If you spend any time on LinkedIn these days, I’m sure you’ve seen complaints.

Some people get a little jaded with the social network.

They get dating requests, posts about people’s personal lives, or political rants.

They threaten to leave the social network, or say they complain to LinkedIn customer service.

And, they claim to get a generic response, which means LinkedIn doesn’t really care.

Traffic to small-time publishers dropped around 44% in 2015.

Finally, company page posts get an average engagement of .054% each. That’s lower than Facebook (.073%) and Google+ (.069%), but greater than Twitter (.03%).

Plus, Microsoft bought LinkedIn for $26.2 billion in June.

So, Do All These Negative Signs Mean LinkedIn’s No Longer a Good Lead-Generation Channel?

In a word,”No.”

While LinkedIn makes it more difficult for you to win visibility, it still works as a lead generation channel.

Why?

Simple:

  1. You can almost totally qualify your lead before talking to them
  2. You have the information on your lead in the first place (still hard to get these days)
  3. You know that in all likelihood, your target customer will be on it
  4. Plenty of tactics are available that allow you to generate leads

How Do You Generate Leads On LinkedIn in 2016 and 2017?

It’s not as hard as you might think. However, your tactics do have to adjust as LinkedIn changes its algorithm.

For example, you can’t rely on publishing directly from your profile anymore. Have you ever noticed how, when you go to your home feed, you’ll often notice a video? Sometimes, it’s a picture.

This indicates LinkedIn may be giving preference to these diverse forms of media over posts.

You’ll still receive notice of new posts in the flag-shaped “Notifications” icon. But, they still may not get shown to users as frequently as in the past.

Today, you can still get leads by:

  1. Frequently visiting the profiles of your target market. But, the problem here is you have to do this on quite a massive scale for it to work.
  2. Reaching out with targeted InMails. You get a handful of them for free.  Some users also have profiles that allow you to send them free InMails. But, the caveat is you must have a good message because these users get so many.
  3. Sending connection requests to your target market, which you again have to do on a large scale to earn leads.

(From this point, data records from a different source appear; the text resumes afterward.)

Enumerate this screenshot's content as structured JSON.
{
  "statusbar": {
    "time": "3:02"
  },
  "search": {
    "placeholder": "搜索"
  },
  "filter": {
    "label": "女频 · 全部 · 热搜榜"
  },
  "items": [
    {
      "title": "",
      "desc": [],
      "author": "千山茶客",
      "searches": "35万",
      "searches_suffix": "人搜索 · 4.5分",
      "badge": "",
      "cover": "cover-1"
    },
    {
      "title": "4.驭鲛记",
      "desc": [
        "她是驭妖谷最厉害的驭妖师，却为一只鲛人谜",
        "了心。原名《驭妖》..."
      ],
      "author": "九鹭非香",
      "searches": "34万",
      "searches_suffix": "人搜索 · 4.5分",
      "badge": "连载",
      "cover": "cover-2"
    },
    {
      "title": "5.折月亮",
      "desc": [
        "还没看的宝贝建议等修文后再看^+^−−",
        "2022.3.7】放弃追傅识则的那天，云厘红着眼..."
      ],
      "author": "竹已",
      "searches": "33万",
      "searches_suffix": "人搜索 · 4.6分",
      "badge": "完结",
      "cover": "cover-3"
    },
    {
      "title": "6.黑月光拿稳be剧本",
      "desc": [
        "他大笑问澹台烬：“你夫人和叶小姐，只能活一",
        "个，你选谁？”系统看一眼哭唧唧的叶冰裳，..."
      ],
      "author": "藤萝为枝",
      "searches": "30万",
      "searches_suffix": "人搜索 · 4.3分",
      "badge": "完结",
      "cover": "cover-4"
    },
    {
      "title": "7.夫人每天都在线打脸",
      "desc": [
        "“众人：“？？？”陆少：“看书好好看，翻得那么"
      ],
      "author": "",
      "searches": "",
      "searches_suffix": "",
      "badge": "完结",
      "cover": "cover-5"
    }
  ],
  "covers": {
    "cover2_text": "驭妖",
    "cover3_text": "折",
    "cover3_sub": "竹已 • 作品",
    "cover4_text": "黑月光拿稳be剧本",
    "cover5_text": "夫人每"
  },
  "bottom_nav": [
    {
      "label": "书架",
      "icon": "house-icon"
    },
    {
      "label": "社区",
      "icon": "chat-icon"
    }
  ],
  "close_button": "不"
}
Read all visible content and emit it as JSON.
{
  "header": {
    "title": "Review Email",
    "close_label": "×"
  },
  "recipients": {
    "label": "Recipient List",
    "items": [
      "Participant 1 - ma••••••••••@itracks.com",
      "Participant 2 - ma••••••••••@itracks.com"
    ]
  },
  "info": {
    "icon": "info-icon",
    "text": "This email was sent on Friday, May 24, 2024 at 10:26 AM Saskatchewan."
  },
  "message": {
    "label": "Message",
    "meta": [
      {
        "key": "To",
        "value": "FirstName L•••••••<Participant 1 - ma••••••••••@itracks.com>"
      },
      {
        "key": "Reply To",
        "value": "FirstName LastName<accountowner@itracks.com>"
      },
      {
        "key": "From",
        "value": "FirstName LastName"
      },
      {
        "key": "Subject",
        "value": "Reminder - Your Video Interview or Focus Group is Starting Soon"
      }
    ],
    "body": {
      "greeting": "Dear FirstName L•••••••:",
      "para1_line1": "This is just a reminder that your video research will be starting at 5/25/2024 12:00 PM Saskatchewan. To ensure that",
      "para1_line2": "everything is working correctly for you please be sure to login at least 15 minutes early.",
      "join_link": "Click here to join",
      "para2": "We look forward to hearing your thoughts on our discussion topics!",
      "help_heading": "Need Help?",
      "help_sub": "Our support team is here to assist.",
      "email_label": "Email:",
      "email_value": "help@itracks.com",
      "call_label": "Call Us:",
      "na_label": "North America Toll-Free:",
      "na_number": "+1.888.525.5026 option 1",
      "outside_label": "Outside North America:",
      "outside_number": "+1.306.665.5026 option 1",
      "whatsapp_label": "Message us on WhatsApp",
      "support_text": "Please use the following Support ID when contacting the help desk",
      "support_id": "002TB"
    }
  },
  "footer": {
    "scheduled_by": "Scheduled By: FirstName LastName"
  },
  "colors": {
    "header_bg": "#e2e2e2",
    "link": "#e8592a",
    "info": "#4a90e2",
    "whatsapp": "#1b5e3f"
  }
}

And again, you must use the right messaging to make it work.

It’s a reasonably scientific process to consistently generate leads on LinkedIn. As of right now, and for the foreseeable future, it works.

So will LinkedIn continue to be a good source of leads now and throughout 2017?

I think so.

You just have to make sure you use the right tactics and messaging.